Stored data entries:
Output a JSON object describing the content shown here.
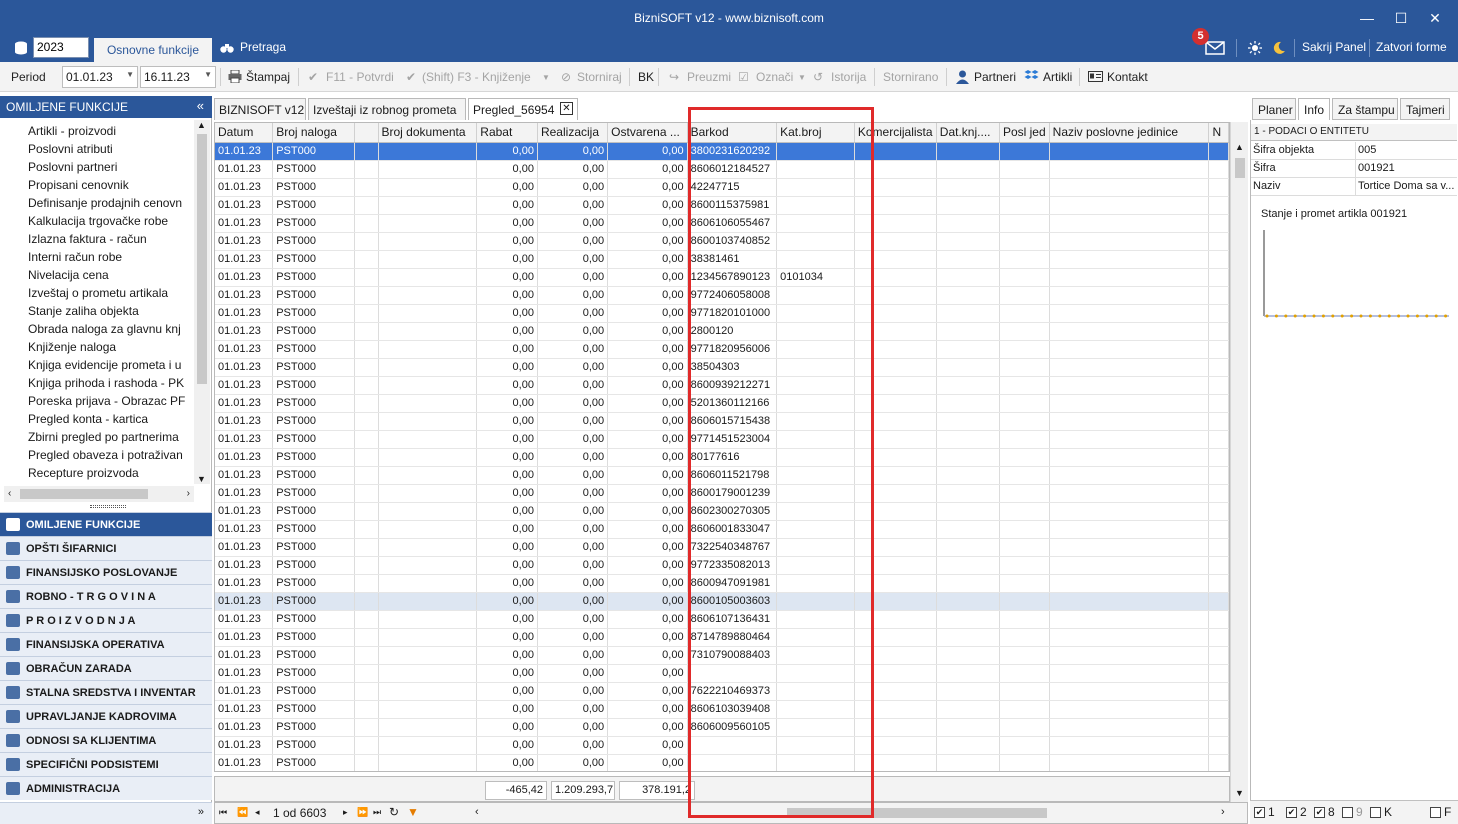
{
  "window": {
    "title": "BizniSOFT v12 - www.biznisoft.com",
    "min_glyph": "—",
    "max_glyph": "☐",
    "close_glyph": "✕"
  },
  "tabs_row": {
    "year": "2023",
    "active_tab": "Osnovne funkcije",
    "search_tab": "Pretraga",
    "mail_badge": "5",
    "hide_panel": "Sakrij Panel",
    "close_forms": "Zatvori forme"
  },
  "toolbar": {
    "period_label": "Period",
    "date_from": "01.01.23",
    "date_to": "16.11.23",
    "print": "Štampaj",
    "confirm": "F11 - Potvrdi",
    "post": "(Shift) F3 - Knjiženje",
    "cancel": "Storniraj",
    "bk": "BK",
    "take": "Preuzmi",
    "mark": "Označi",
    "history": "Istorija",
    "cancelled": "Stornirano",
    "partners": "Partneri",
    "articles": "Artikli",
    "contact": "Kontakt"
  },
  "left_panel": {
    "header": "OMILJENE FUNKCIJE",
    "favorites": [
      "Artikli - proizvodi",
      "Poslovni atributi",
      "Poslovni partneri",
      "Propisani cenovnik",
      "Definisanje prodajnih cenovn",
      "Kalkulacija trgovačke robe",
      "Izlazna faktura - račun",
      "Interni račun robe",
      "Nivelacija cena",
      "Izveštaj o prometu artikala",
      "Stanje zaliha objekta",
      "Obrada naloga za glavnu knj",
      "Knjiženje naloga",
      "Knjiga evidencije prometa i u",
      "Knjiga prihoda i rashoda - PK",
      "Poreska prijava - Obrazac PF",
      "Pregled konta - kartica",
      "Zbirni pregled po partnerima",
      "Pregled obaveza i potraživan",
      "Recepture proizvoda"
    ],
    "modules": [
      "OMILJENE FUNKCIJE",
      "OPŠTI ŠIFARNICI",
      "FINANSIJSKO POSLOVANJE",
      "ROBNO - T R G O V I N A",
      "P R O I Z V O D N J A",
      "FINANSIJSKA OPERATIVA",
      "OBRAČUN ZARADA",
      "STALNA SREDSTVA I INVENTAR",
      "UPRAVLJANJE KADROVIMA",
      "ODNOSI SA KLIJENTIMA",
      "SPECIFIČNI PODSISTEMI",
      "ADMINISTRACIJA"
    ]
  },
  "doc_tabs": [
    "BIZNISOFT v12",
    "Izveštaji iz robnog prometa",
    "Pregled_56954"
  ],
  "grid": {
    "columns": [
      "Datum",
      "Broj naloga",
      "",
      "Broj dokumenta",
      "Rabat",
      "Realizacija",
      "Ostvarena ...",
      "Barkod",
      "Kat.broj",
      "Komercijalista",
      "Dat.knj....",
      "Posl jed",
      "Naziv poslovne jedinice",
      "N"
    ],
    "date": "01.01.23",
    "order": "PST000",
    "zero": "0,00",
    "barcodes": [
      "3800231620292",
      "8606012184527",
      "42247715",
      "8600115375981",
      "8606106055467",
      "8600103740852",
      "38381461",
      "1234567890123",
      "9772406058008",
      "9771820101000",
      "2800120",
      "9771820956006",
      "38504303",
      "8600939212271",
      "5201360112166",
      "8606015715438",
      "9771451523004",
      "80177616",
      "8606011521798",
      "8600179001239",
      "8602300270305",
      "8606001833047",
      "7322540348767",
      "9772335082013",
      "8600947091981",
      "8600105003603",
      "8606107136431",
      "8714789880464",
      "7310790088403",
      "",
      "7622210469373",
      "8606103039408",
      "8606009560105",
      "",
      ""
    ],
    "cat_number_row": 7,
    "cat_number": "0101034",
    "sums": [
      "-465,42",
      "1.209.293,7",
      "378.191,2"
    ],
    "record_counter": "1 od 6603"
  },
  "right_panel": {
    "tabs": [
      "Planer",
      "Info",
      "Za štampu",
      "Tajmeri"
    ],
    "section": "1 - PODACI O ENTITETU",
    "rows": [
      {
        "k": "Šifra objekta",
        "v": "005"
      },
      {
        "k": "Šifra",
        "v": "001921"
      },
      {
        "k": "Naziv",
        "v": "Tortice Doma sa v..."
      }
    ],
    "chart_title": "Stanje i promet artikla 001921",
    "bottom": [
      "1",
      "2",
      "8",
      "9",
      "K",
      "F"
    ]
  },
  "colors": {
    "accent": "#2b579a",
    "selected_row": "#3c78d8",
    "highlight_box": "#e02a2a"
  }
}
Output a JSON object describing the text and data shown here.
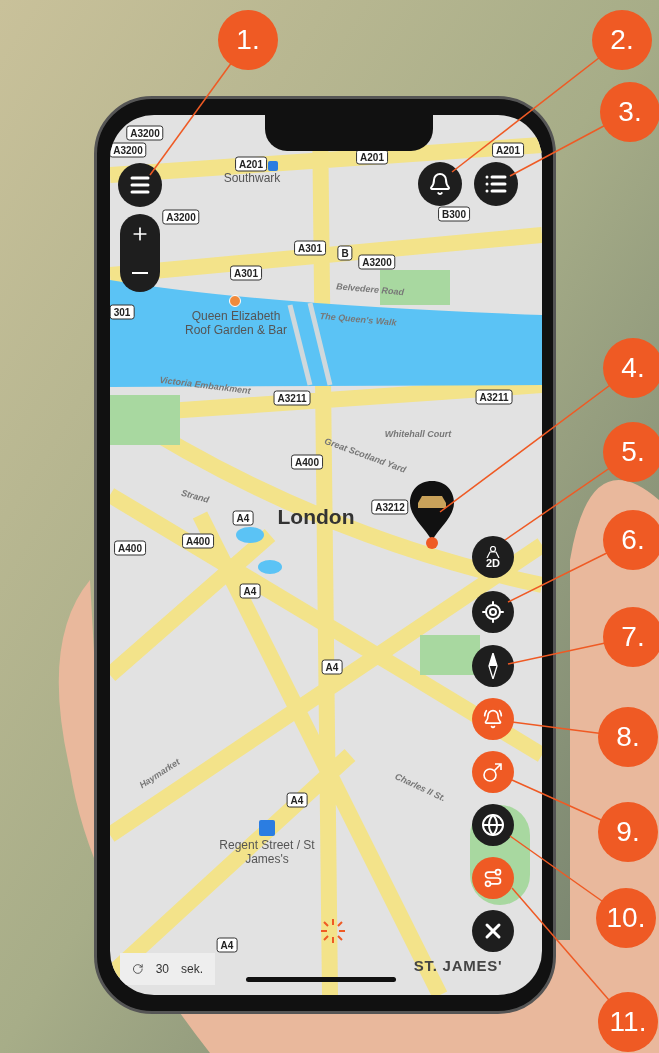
{
  "top_buttons": [
    {
      "kind": "menu"
    },
    {
      "kind": "notifications"
    },
    {
      "kind": "list"
    }
  ],
  "zoom_buttons": [
    {
      "kind": "zoom_in"
    },
    {
      "kind": "zoom_out"
    }
  ],
  "side_buttons": [
    {
      "kind": "view_mode",
      "label": "2D",
      "on": false
    },
    {
      "kind": "locate",
      "on": false
    },
    {
      "kind": "compass",
      "on": false
    },
    {
      "kind": "alarm",
      "on": true
    },
    {
      "kind": "gender",
      "on": true
    },
    {
      "kind": "globe",
      "on": false
    },
    {
      "kind": "route",
      "on": true
    },
    {
      "kind": "close",
      "on": false
    }
  ],
  "map": {
    "labels": [
      {
        "kind": "road",
        "text": "A3200"
      },
      {
        "kind": "road",
        "text": "A201"
      },
      {
        "kind": "road",
        "text": "A201"
      },
      {
        "kind": "road",
        "text": "A3200"
      },
      {
        "kind": "road",
        "text": "A201"
      },
      {
        "kind": "place",
        "text": "Southwark"
      },
      {
        "kind": "road",
        "text": "B300"
      },
      {
        "kind": "road",
        "text": "A3200"
      },
      {
        "kind": "road",
        "text": "A301"
      },
      {
        "kind": "road",
        "text": "B"
      },
      {
        "kind": "road",
        "text": "A3200"
      },
      {
        "kind": "road",
        "text": "A301"
      },
      {
        "kind": "street",
        "text": "Belvedere Road"
      },
      {
        "kind": "road",
        "text": "301"
      },
      {
        "kind": "street",
        "text": "The Queen's Walk"
      },
      {
        "kind": "place",
        "text": "Queen Elizabeth Roof Garden & Bar"
      },
      {
        "kind": "street",
        "text": "Victoria Embankment"
      },
      {
        "kind": "road",
        "text": "A3211"
      },
      {
        "kind": "road",
        "text": "A3211"
      },
      {
        "kind": "street",
        "text": "Whitehall Court"
      },
      {
        "kind": "street",
        "text": "Great Scotland Yard"
      },
      {
        "kind": "road",
        "text": "A400"
      },
      {
        "kind": "street",
        "text": "Strand"
      },
      {
        "kind": "road",
        "text": "A3212"
      },
      {
        "kind": "road",
        "text": "A4"
      },
      {
        "kind": "city",
        "text": "London"
      },
      {
        "kind": "road",
        "text": "A400"
      },
      {
        "kind": "road",
        "text": "A400"
      },
      {
        "kind": "road",
        "text": "A4"
      },
      {
        "kind": "road",
        "text": "A4"
      },
      {
        "kind": "street",
        "text": "Haymarket"
      },
      {
        "kind": "street",
        "text": "Charles II St."
      },
      {
        "kind": "road",
        "text": "A4"
      },
      {
        "kind": "place",
        "text": "Regent Street / St James's"
      },
      {
        "kind": "road",
        "text": "A4"
      },
      {
        "kind": "district",
        "text": "ST. JAMES'"
      }
    ]
  },
  "refresh": {
    "value": "30",
    "unit": "sek."
  },
  "callouts": [
    "1.",
    "2.",
    "3.",
    "4.",
    "5.",
    "6.",
    "7.",
    "8.",
    "9.",
    "10.",
    "11."
  ]
}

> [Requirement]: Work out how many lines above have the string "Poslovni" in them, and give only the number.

> [Written response]: 2